Brinkley is a prolific historian and this is his latest effort. It follows a great ecological book a few years ago focusing on Theodore Roosevelt’s conservationism (The Wilderness Warrior). The book starts with Roosevelt’s boyhood fascination of the recently acquired territory and John Muir’s early travels there and ends with statehood and the creation of the Arctic National Refuge.
Brinkley makes a great effort at reminding readers of the vast wonder of Alaska’s natural resources – boundless forests, endless coastlines, seemingly inexhaustible glaciers, millions of animals. Along the way, Brinkley introduces the reader to many interesting figures who helped preserve much of Alaska: Aldo Leopold, Justice William Douglas, Rachel Carlson, Ansel Adams, etc. Even Walt Disney makes an appearance. For Brinkley, these are the heroes of the story. Even the U.S. government manages to do far more good than bad in Brinkley’s eyes (playing against character in American stereotypes).

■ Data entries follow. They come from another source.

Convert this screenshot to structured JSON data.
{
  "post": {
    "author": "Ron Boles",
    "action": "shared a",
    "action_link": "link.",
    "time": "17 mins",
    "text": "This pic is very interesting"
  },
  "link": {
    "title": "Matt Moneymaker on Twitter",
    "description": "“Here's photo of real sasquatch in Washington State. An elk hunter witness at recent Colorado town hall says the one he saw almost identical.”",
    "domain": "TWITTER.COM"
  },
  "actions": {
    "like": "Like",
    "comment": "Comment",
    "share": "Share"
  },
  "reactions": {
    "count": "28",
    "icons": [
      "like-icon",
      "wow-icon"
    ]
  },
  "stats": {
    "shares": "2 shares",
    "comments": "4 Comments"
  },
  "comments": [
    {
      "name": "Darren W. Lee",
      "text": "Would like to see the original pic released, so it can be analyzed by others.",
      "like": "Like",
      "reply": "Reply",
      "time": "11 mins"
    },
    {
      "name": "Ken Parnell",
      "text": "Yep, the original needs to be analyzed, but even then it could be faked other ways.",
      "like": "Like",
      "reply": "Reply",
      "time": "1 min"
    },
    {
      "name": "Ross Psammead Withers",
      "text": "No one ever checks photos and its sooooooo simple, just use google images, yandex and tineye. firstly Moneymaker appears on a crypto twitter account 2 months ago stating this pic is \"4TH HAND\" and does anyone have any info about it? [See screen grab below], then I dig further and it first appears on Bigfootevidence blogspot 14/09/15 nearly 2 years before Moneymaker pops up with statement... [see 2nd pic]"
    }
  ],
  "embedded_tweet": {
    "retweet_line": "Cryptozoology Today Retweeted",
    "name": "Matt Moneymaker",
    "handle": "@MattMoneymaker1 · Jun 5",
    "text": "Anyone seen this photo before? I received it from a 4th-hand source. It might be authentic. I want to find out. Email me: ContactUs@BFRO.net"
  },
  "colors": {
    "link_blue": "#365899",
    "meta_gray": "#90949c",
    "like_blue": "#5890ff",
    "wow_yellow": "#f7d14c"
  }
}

The book isn’t perfect. There is little said about Native Americans. And the limits of Rooseveltian conservation are stark: spying a snowy owl having made its way far south to Long Island, N.Y., the young naturalist, after staring in wonder at the magnificent creature, shoots it dead with a shotgun and takes its taxidermied corpse with him that year when he entered Harvard. Disney’s appearance in the story seems a bit forced. Yet, there is plenty that a reader might learn. I had no idea that Edward Teller tried seriously to convince the Eisenhower Administration to use nuclear bombs “to dig” an artificial harbor on the North Slope. Or that FDR was a huge forestry buff, once listing “tree farmer” as his occupation.

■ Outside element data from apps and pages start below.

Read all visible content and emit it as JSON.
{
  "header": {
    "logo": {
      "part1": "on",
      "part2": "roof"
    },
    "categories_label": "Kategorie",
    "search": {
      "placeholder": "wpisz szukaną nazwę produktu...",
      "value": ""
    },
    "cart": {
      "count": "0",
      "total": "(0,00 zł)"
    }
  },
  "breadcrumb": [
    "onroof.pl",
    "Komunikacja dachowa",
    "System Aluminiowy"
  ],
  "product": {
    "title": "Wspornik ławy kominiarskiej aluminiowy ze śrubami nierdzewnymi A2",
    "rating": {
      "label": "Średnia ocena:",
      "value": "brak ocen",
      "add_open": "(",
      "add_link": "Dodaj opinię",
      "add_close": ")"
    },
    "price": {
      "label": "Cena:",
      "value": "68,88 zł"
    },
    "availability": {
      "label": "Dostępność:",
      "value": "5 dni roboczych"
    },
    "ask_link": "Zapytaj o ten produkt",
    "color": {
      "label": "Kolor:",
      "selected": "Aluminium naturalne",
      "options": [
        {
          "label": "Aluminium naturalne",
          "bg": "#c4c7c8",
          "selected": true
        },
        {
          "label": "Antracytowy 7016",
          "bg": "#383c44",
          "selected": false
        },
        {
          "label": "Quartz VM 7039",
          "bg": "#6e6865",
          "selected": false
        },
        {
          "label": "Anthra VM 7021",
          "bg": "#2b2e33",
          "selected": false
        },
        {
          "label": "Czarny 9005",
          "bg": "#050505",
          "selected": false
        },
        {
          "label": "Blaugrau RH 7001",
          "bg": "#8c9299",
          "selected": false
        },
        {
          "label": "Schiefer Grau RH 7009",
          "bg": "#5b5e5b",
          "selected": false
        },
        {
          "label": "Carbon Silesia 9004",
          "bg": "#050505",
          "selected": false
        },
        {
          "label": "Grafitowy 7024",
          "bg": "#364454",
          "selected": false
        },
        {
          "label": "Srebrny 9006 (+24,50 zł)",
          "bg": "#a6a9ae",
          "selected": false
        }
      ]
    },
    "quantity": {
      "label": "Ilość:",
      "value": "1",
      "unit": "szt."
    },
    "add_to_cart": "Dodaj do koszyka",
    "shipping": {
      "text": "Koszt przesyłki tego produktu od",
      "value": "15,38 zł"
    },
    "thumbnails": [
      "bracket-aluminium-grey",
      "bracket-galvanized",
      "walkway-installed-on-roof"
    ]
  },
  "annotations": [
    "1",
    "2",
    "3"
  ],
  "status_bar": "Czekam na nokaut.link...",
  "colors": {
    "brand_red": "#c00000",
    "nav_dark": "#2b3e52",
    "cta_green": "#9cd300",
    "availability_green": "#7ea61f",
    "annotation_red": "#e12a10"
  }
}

Alaska plays a large role in the conclusion of the evolution of America’s attitudes toward the environment and natural resources. Its exploration and assessment after purchase from Russia came at a critical fork in the exploitation of landed wealth. By then, Americans nearly had occupied the West and the last unrestricted opportunities to harvest timber, mine gold, and exploit animal or energy riches were underway (even if not yet complete).

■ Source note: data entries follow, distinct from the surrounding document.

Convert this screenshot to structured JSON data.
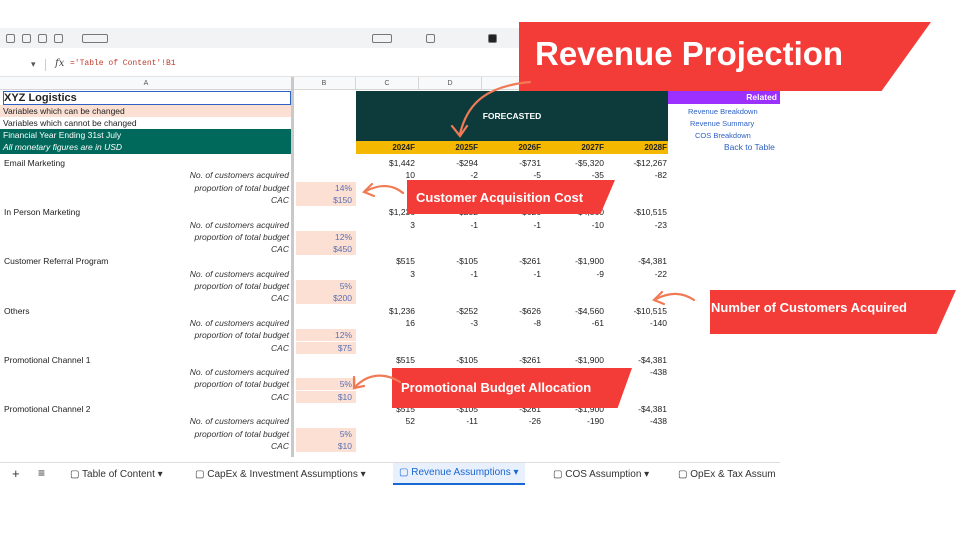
{
  "formula_bar": {
    "cell_ref": "",
    "fx_label": "fx",
    "formula": "='Table of Content'!B1"
  },
  "columns": {
    "a": "A",
    "b": "B",
    "c": "C",
    "d": "D"
  },
  "header": {
    "company": "XYZ Logistics",
    "var_changed": "Variables which can be changed",
    "var_not_changed": "Variables which cannot be changed",
    "fy_end": "Financial Year Ending 31st July",
    "currency_note": "All monetary figures are in USD",
    "forecasted": "FORECASTED",
    "years": [
      "2024F",
      "2025F",
      "2026F",
      "2027F",
      "2028F"
    ],
    "related_title": "Related",
    "related_links": [
      "Revenue Breakdown",
      "Revenue Summary",
      "COS Breakdown",
      "Back to Table"
    ]
  },
  "labels": {
    "customers": "No. of customers acquired",
    "proportion": "proportion of total budget",
    "cac": "CAC"
  },
  "channels": [
    {
      "name": "Email Marketing",
      "proportion": "14%",
      "cac": "$150",
      "revenue": [
        "$1,442",
        "-$294",
        "-$731",
        "-$5,320",
        "-$12,267"
      ],
      "customers": [
        "10",
        "-2",
        "-5",
        "-35",
        "-82"
      ]
    },
    {
      "name": "In Person Marketing",
      "proportion": "12%",
      "cac": "$450",
      "revenue": [
        "$1,236",
        "-$252",
        "-$626",
        "-$4,560",
        "-$10,515"
      ],
      "customers": [
        "3",
        "-1",
        "-1",
        "-10",
        "-23"
      ]
    },
    {
      "name": "Customer Referral Program",
      "proportion": "5%",
      "cac": "$200",
      "revenue": [
        "$515",
        "-$105",
        "-$261",
        "-$1,900",
        "-$4,381"
      ],
      "customers": [
        "3",
        "-1",
        "-1",
        "-9",
        "-22"
      ]
    },
    {
      "name": "Others",
      "proportion": "12%",
      "cac": "$75",
      "revenue": [
        "$1,236",
        "-$252",
        "-$626",
        "-$4,560",
        "-$10,515"
      ],
      "customers": [
        "16",
        "-3",
        "-8",
        "-61",
        "-140"
      ]
    },
    {
      "name": "Promotional Channel 1",
      "proportion": "5%",
      "cac": "$10",
      "revenue": [
        "$515",
        "-$105",
        "-$261",
        "-$1,900",
        "-$4,381"
      ],
      "customers": [
        "",
        "",
        "",
        "",
        "-438"
      ]
    },
    {
      "name": "Promotional Channel 2",
      "proportion": "5%",
      "cac": "$10",
      "revenue": [
        "$515",
        "-$105",
        "-$261",
        "-$1,900",
        "-$4,381"
      ],
      "customers": [
        "52",
        "-11",
        "-26",
        "-190",
        "-438"
      ]
    }
  ],
  "tabs": [
    "Table of Content",
    "CapEx & Investment Assumptions",
    "Revenue Assumptions",
    "COS Assumption",
    "OpEx & Tax Assum"
  ],
  "callouts": {
    "title": "Revenue Projection",
    "cac": "Customer Acquisition Cost",
    "customers": "Number of Customers  Acquired",
    "promo": "Promotional Budget Allocation"
  },
  "colors": {
    "accent": "#f33b38",
    "teal": "#00695c",
    "dark_teal": "#0d3b3b",
    "gold": "#f5b800",
    "purple": "#9b30ff",
    "input_fill": "#fbe0d3"
  }
}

The cycle of expansion--using up resources in one place and then moving on westward--was complete, but for Alaska. How easy it would have been simply to adopt the massive reach of northern treasure as the next chapter in this story.
Yet, at the same time, it was obvious to at least some Americans that what was once limitless bounty to the eyes of European explorers on the Atlantic coast, literally a cornucopia of resources offered by the hand of God, was in fact finite and limited. And, that the end was, if not at hand, at least foreseeable, again, but for Alaska. The Quiet World is the story of how the obvious and predictable depredation of Alaska never quite came (fully) into being and the individuals whose decisions made Alaska (mostly) an exception to the historical rule.
LLM Candidate December 2011
LLM Candidate December 2011